Several suggested practices for a spiritual leader (Eighth)
8. MOTIVATE PEOPLE TO MOTIVATE THEMSELVES
Without a leader’s inspiration and persuasion followers gifts are log jammed, and their creative contributions go nowhere. A leader creates a suitable climate for the growth of ideas, fosters responsiveness and cooperation, and provides the creative spark that moves people forward. Great leaders of hope ask people to be greater than they are, and they work so that they might be.
A common error of leadership is to presume that motivation already exists because people come to work and put in their time. This mistaken assumption fails to appreciate that enthusiasm and apathy are two points on the same continuum.
In motivating others, leaders at times need to restrain their leadership, allowing followers to move alongside them. So, a leader should inspire not order, pull not push, and let people use their own initiative. Being alongside, a leader can ask probing questions, challenge expectations, affirm and reward successes, network, and build confidence through agreement.
In motivating others a leader must involve them in the work at hand and the process of change. A leader of hope will delegate significant responsibilities

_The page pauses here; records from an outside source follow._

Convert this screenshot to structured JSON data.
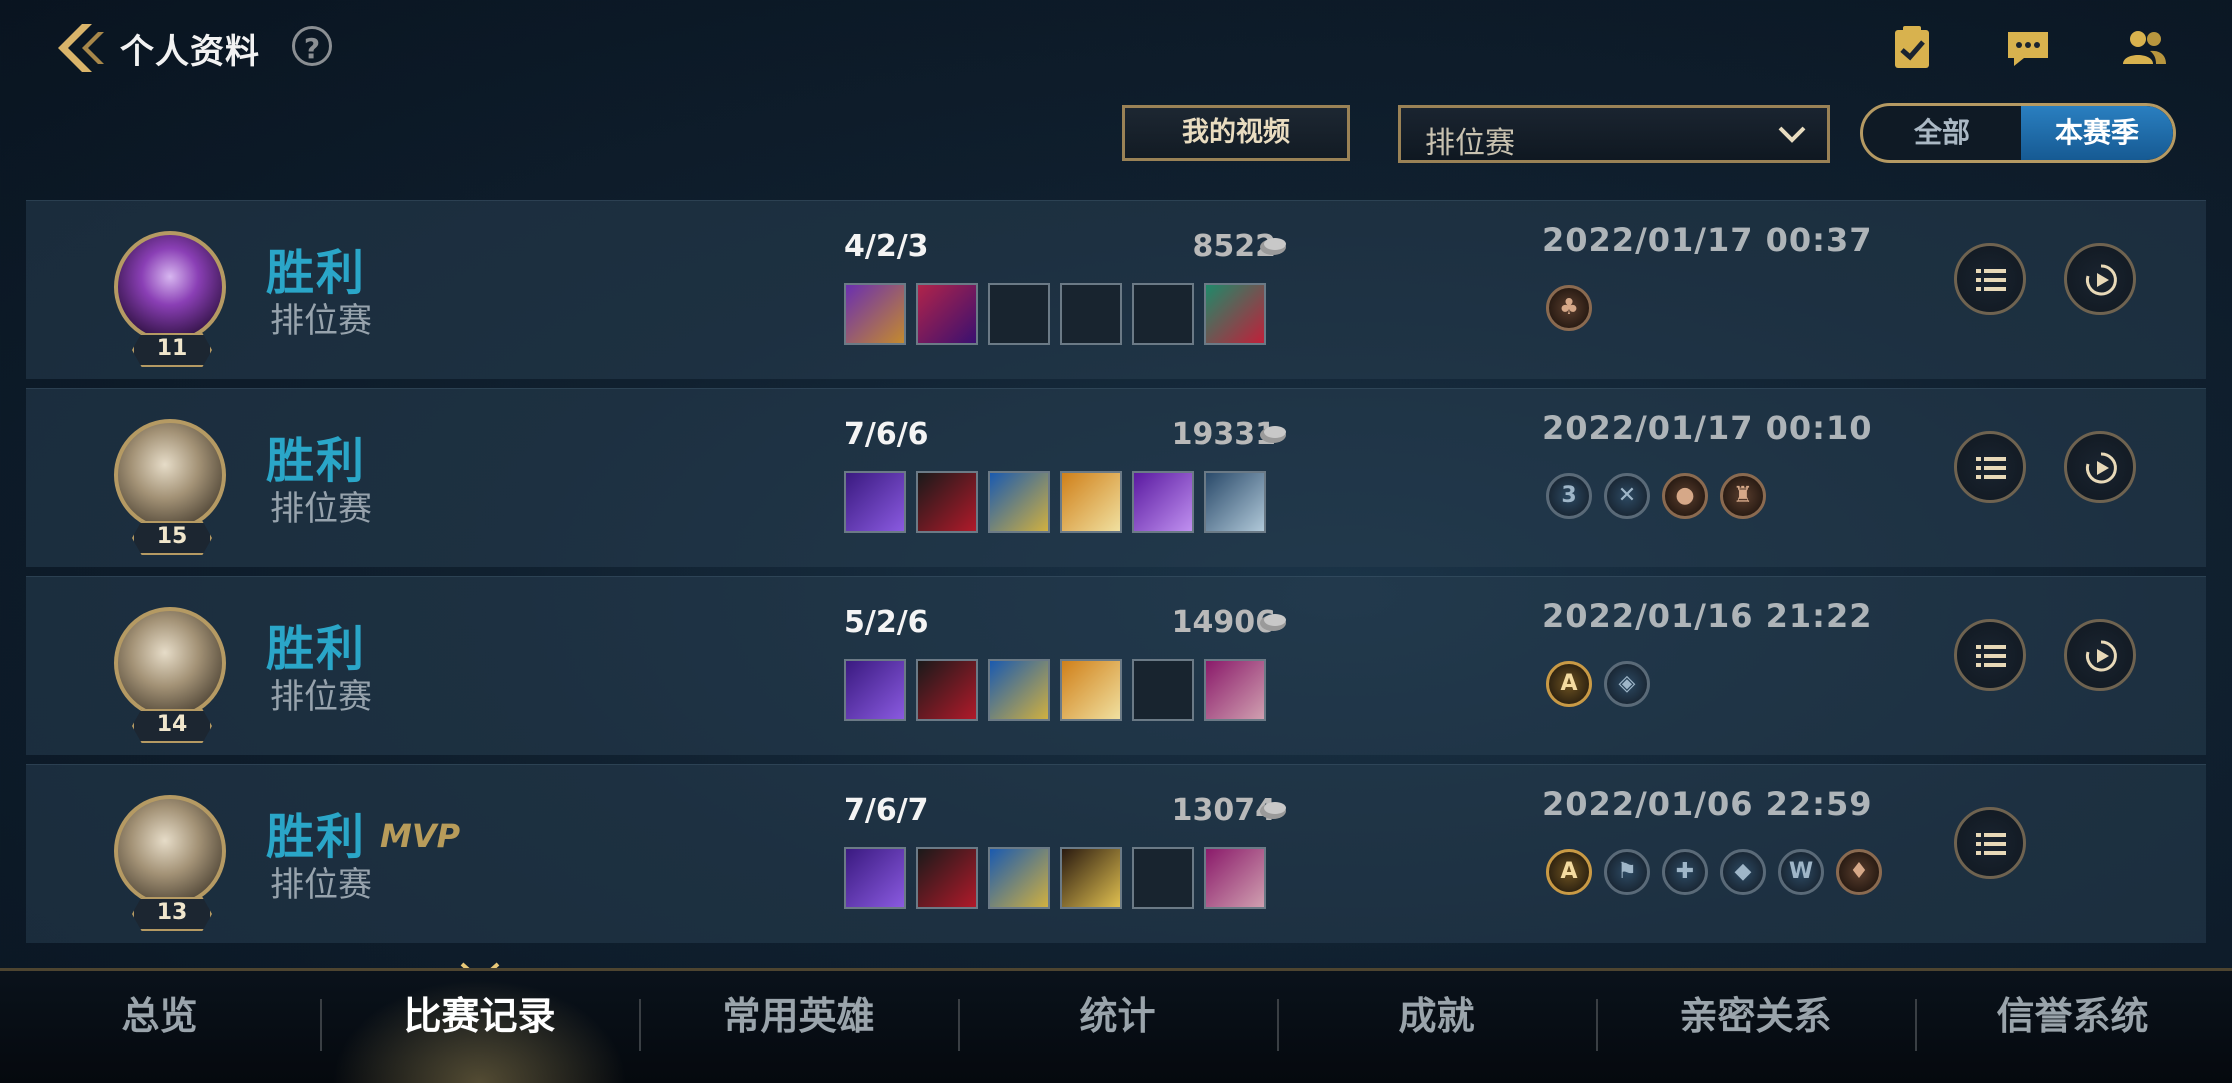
{
  "header": {
    "title": "个人资料",
    "help_glyph": "?",
    "icons": [
      "clipboard-check-icon",
      "chat-bubble-icon",
      "friends-icon"
    ]
  },
  "filters": {
    "video_button": "我的视频",
    "mode_select": "排位赛",
    "scope_toggle": {
      "all": "全部",
      "season": "本赛季",
      "selected": "本赛季"
    }
  },
  "matches": [
    {
      "result": "胜利",
      "mode": "排位赛",
      "level": "11",
      "kda": "4/2/3",
      "gold": "8522",
      "date": "2022/01/17 00:37",
      "mvp": "",
      "items_filled": 3,
      "badges": [
        "bronze-shield"
      ],
      "has_replay": true
    },
    {
      "result": "胜利",
      "mode": "排位赛",
      "level": "15",
      "kda": "7/6/6",
      "gold": "19331",
      "date": "2022/01/17 00:10",
      "mvp": "",
      "items_filled": 6,
      "badges": [
        "triple-kill",
        "no-death",
        "gold",
        "tower"
      ],
      "has_replay": true
    },
    {
      "result": "胜利",
      "mode": "排位赛",
      "level": "14",
      "kda": "5/2/6",
      "gold": "14906",
      "date": "2022/01/16 21:22",
      "mvp": "",
      "items_filled": 5,
      "badges": [
        "grade-a",
        "shield"
      ],
      "has_replay": true
    },
    {
      "result": "胜利",
      "mode": "排位赛",
      "level": "13",
      "kda": "7/6/7",
      "gold": "13074",
      "date": "2022/01/06 22:59",
      "mvp": "MVP",
      "items_filled": 5,
      "badges": [
        "grade-a",
        "flag",
        "heal",
        "defense",
        "vision",
        "blood"
      ],
      "has_replay": false
    }
  ],
  "nav": {
    "tabs": [
      "总览",
      "比赛记录",
      "常用英雄",
      "统计",
      "成就",
      "亲密关系",
      "信誉系统"
    ],
    "active": "比赛记录"
  },
  "colors": {
    "win": "#2aa6c8",
    "accent_gold": "#b59a63",
    "toggle_active": "#2a7fc0"
  }
}
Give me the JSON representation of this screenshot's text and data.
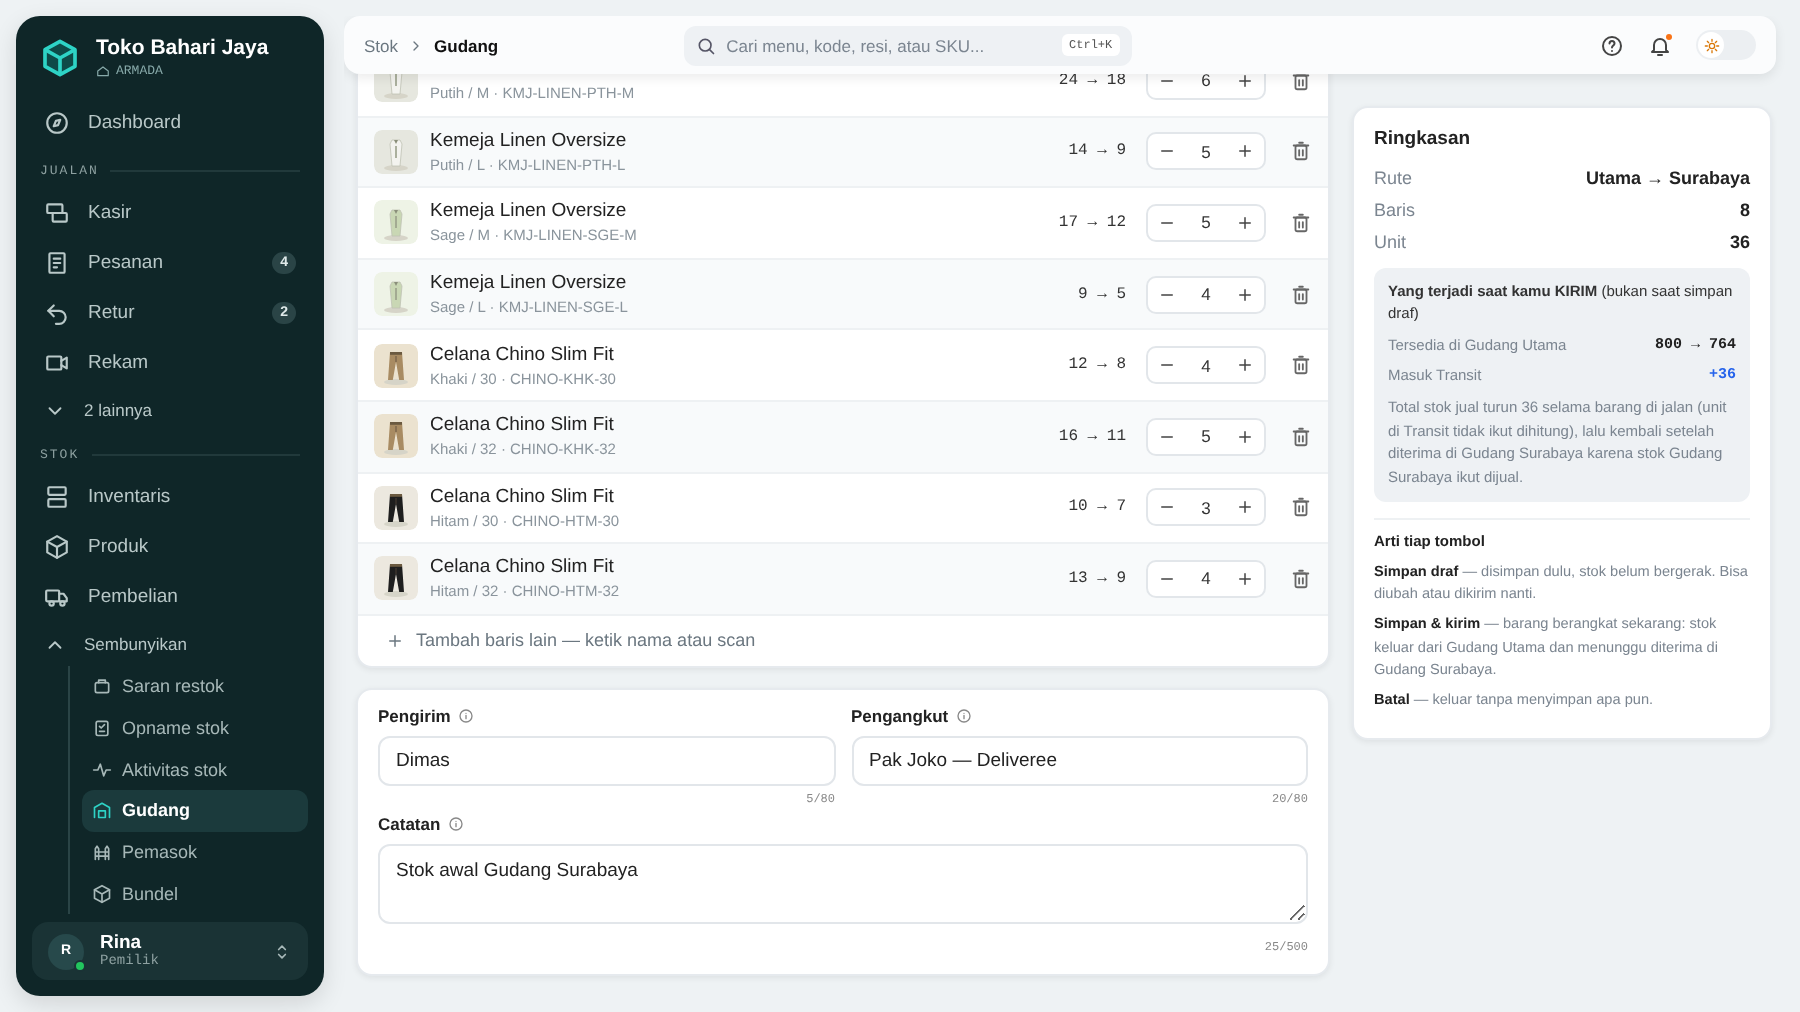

A leader of hope appreciates the advantages of surprise. He or she can surprise followers with anticipatory benevolence; an attitude of always anticipating good will towards others. In contemporary working environments this surprising attitude of good will and affection can achieve wonders.
Part of motivation is to foster a collective commitment to a vision of hope.
1. Identify ways to keep yourself motivated in your work.
2. List the ways you try to motivate others.
3. Train yourself to get out of the way and let others find their own leadership.
4. Involve workers in significant responsibilities.
5. Think of ways to surprise your workers and customers.